Entries taken from a collection:
□ □ □ □ □
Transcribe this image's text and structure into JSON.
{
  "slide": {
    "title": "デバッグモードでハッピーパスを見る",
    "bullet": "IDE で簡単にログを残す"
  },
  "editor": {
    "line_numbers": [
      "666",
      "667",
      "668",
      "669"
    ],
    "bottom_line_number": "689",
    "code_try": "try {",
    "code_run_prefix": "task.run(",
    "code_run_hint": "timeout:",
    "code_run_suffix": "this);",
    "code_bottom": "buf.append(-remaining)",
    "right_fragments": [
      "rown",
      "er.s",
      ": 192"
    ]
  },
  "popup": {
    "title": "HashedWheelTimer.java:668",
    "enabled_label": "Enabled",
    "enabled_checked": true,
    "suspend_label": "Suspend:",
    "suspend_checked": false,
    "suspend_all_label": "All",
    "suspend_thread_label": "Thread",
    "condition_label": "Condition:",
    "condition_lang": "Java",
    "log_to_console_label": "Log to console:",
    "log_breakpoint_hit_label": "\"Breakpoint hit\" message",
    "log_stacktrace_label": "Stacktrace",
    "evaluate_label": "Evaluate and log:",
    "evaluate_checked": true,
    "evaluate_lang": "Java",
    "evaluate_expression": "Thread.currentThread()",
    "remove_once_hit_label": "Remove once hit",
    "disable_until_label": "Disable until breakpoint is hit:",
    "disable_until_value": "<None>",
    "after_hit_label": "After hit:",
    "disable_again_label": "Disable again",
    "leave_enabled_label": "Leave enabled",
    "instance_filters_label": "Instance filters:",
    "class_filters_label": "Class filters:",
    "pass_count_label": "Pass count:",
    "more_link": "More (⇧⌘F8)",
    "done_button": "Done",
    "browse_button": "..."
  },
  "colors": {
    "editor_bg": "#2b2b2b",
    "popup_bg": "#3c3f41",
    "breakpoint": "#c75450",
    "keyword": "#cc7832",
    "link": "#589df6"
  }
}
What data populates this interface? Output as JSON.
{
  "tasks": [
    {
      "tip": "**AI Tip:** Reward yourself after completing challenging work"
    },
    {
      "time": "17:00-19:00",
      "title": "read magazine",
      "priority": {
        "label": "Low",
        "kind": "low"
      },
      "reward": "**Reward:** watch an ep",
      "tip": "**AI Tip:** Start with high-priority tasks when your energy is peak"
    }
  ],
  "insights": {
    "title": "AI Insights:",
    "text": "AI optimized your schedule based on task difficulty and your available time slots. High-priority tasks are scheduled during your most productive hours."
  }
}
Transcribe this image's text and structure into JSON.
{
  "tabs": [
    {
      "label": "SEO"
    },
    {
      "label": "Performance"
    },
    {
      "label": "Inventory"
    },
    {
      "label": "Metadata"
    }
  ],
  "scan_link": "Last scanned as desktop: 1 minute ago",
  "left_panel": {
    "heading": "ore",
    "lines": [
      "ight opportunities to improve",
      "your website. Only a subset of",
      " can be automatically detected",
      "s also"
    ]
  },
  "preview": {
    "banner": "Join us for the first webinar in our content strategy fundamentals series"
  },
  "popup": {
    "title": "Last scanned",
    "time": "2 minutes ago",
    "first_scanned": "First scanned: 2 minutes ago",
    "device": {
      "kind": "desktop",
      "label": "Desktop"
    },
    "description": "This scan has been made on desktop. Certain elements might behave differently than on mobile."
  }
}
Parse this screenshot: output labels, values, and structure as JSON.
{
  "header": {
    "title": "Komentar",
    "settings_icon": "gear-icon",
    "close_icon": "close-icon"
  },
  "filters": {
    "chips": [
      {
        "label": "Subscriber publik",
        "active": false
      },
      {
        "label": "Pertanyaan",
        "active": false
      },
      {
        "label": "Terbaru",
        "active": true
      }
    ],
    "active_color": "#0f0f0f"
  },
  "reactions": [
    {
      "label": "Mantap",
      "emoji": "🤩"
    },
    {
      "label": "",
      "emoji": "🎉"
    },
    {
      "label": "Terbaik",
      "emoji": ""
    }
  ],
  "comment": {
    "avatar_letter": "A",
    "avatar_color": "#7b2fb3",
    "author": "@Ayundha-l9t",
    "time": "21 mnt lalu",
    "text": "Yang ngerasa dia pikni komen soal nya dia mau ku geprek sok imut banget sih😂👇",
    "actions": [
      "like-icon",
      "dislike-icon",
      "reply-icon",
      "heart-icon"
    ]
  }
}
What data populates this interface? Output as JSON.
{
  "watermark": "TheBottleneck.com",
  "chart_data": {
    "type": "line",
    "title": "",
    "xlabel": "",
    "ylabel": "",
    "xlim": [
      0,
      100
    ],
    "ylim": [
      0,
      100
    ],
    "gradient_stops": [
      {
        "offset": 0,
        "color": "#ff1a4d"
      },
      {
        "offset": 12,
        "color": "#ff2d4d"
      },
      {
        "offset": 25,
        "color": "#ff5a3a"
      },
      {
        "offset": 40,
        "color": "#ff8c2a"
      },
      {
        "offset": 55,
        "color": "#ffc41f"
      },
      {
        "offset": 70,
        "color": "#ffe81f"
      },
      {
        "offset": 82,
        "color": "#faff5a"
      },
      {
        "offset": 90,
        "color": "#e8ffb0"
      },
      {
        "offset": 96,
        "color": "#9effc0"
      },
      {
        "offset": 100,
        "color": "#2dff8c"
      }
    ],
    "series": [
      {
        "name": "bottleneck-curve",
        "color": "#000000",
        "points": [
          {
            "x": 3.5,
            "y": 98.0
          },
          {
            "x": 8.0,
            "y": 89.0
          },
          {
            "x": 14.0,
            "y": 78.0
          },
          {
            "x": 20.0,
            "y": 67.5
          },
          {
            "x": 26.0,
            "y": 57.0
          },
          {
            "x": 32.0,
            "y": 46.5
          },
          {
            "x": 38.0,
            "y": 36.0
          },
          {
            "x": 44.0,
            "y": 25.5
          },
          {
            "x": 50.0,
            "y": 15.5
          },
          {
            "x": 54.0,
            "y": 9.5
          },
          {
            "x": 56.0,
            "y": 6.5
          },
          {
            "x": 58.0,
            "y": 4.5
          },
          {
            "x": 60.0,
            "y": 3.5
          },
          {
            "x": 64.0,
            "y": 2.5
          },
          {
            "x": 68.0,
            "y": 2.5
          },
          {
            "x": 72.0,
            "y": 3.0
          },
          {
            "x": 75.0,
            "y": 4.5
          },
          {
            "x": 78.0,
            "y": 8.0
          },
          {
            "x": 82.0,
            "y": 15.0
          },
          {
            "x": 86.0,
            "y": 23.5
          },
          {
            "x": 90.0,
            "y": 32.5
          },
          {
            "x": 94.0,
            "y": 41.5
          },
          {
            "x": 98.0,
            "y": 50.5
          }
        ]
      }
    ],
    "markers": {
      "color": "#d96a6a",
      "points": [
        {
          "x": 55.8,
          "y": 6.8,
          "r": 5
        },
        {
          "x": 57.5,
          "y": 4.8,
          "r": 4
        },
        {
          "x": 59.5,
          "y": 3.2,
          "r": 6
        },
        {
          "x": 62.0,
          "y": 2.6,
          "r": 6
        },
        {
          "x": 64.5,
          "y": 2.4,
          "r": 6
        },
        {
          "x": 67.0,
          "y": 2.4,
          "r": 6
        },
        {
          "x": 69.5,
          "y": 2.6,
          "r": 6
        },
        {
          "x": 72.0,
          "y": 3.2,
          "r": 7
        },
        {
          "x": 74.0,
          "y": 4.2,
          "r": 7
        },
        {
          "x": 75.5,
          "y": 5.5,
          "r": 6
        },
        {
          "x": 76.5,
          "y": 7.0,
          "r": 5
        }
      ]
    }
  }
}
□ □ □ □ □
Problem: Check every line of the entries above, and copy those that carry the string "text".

The completed task:
Transcribe this image's text and structure into JSON.
    "text": "AI optimized your schedule based on task difficulty and your available time slots. High-priority tasks are scheduled during your most productive hours."
Transcribe this image's text and structure into JSON.
    "text": "Yang ngerasa dia pikni komen soal nya dia mau ku geprek sok imut banget sih😂👇",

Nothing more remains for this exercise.